Provided data:
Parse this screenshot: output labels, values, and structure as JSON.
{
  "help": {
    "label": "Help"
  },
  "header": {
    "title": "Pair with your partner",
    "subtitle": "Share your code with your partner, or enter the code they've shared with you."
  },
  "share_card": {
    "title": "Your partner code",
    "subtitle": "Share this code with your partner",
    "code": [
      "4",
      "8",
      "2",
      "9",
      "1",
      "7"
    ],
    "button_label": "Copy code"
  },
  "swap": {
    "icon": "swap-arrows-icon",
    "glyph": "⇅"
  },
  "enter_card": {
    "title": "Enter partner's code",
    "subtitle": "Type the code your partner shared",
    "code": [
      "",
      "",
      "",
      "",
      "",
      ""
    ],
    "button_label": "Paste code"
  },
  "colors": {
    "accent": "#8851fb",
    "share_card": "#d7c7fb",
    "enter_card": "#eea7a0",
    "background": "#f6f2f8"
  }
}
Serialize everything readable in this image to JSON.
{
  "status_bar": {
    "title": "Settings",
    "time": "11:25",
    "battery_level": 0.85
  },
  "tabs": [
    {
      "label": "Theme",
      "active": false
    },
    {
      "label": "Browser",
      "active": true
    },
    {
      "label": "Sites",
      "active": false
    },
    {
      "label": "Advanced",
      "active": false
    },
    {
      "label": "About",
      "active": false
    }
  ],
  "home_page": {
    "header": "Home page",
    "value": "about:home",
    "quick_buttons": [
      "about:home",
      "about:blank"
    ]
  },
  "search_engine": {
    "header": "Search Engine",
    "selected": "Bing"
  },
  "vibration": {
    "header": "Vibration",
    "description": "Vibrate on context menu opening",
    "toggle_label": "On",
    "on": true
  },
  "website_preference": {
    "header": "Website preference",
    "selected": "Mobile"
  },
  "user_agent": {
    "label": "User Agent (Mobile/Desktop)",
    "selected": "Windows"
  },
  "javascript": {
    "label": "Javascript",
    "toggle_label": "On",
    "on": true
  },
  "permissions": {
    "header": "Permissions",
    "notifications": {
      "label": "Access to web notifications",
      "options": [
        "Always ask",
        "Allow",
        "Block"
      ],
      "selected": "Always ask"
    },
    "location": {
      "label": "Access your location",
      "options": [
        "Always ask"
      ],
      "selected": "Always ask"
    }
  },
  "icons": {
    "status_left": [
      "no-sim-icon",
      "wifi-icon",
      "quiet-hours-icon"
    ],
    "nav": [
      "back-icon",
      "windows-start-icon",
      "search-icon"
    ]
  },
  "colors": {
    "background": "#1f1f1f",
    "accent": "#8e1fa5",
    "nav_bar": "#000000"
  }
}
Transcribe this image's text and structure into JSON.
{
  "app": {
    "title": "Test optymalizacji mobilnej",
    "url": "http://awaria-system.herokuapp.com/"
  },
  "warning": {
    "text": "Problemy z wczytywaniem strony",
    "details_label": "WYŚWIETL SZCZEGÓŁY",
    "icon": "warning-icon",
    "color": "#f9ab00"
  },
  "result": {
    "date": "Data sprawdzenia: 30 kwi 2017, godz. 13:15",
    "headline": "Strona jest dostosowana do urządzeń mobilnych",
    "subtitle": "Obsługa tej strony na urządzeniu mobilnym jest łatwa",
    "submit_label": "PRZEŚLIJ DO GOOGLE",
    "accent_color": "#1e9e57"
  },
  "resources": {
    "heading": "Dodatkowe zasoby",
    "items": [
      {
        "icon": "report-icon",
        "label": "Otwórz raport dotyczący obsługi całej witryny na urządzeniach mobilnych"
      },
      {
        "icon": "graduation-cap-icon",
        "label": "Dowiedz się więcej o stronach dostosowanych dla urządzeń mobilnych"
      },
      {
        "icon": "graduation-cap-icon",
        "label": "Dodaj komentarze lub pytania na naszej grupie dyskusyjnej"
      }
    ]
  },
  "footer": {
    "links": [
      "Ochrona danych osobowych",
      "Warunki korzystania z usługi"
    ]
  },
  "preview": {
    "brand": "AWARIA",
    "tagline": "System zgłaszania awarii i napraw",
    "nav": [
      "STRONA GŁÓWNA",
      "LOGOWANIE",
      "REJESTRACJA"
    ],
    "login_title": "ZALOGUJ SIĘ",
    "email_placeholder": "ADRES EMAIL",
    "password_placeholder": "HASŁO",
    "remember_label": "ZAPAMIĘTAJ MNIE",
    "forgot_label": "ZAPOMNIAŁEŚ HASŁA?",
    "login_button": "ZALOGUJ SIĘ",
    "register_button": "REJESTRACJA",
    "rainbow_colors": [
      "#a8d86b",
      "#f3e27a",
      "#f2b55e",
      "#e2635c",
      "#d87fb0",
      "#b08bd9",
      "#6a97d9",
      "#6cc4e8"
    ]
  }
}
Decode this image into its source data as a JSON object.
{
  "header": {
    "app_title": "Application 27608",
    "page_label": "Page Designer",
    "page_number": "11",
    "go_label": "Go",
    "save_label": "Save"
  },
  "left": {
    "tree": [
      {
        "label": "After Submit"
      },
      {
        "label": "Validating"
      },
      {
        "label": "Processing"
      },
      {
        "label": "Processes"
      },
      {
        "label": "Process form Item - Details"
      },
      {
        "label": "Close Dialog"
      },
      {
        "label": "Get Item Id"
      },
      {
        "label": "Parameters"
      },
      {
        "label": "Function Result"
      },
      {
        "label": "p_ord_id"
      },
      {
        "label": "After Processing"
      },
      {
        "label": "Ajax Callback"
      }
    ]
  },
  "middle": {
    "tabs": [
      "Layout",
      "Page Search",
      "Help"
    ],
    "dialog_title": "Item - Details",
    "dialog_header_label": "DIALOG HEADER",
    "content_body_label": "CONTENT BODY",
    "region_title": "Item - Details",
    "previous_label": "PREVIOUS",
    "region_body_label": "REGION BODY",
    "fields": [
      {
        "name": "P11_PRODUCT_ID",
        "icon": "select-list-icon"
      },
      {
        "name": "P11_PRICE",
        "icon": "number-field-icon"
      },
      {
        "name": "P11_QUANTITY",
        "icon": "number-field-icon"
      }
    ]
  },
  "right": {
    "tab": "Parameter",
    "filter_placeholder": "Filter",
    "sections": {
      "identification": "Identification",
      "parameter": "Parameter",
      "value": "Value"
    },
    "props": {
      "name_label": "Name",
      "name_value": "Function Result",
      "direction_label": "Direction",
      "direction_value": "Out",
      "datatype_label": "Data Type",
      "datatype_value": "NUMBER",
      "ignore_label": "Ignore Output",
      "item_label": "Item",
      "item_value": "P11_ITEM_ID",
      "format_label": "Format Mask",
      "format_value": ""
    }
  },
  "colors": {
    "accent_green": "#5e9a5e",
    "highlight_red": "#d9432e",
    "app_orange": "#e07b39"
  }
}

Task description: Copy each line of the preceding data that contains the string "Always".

Result for this exercise:
        "Always ask",
      "selected": "Always ask"
        "Always ask"
      "selected": "Always ask"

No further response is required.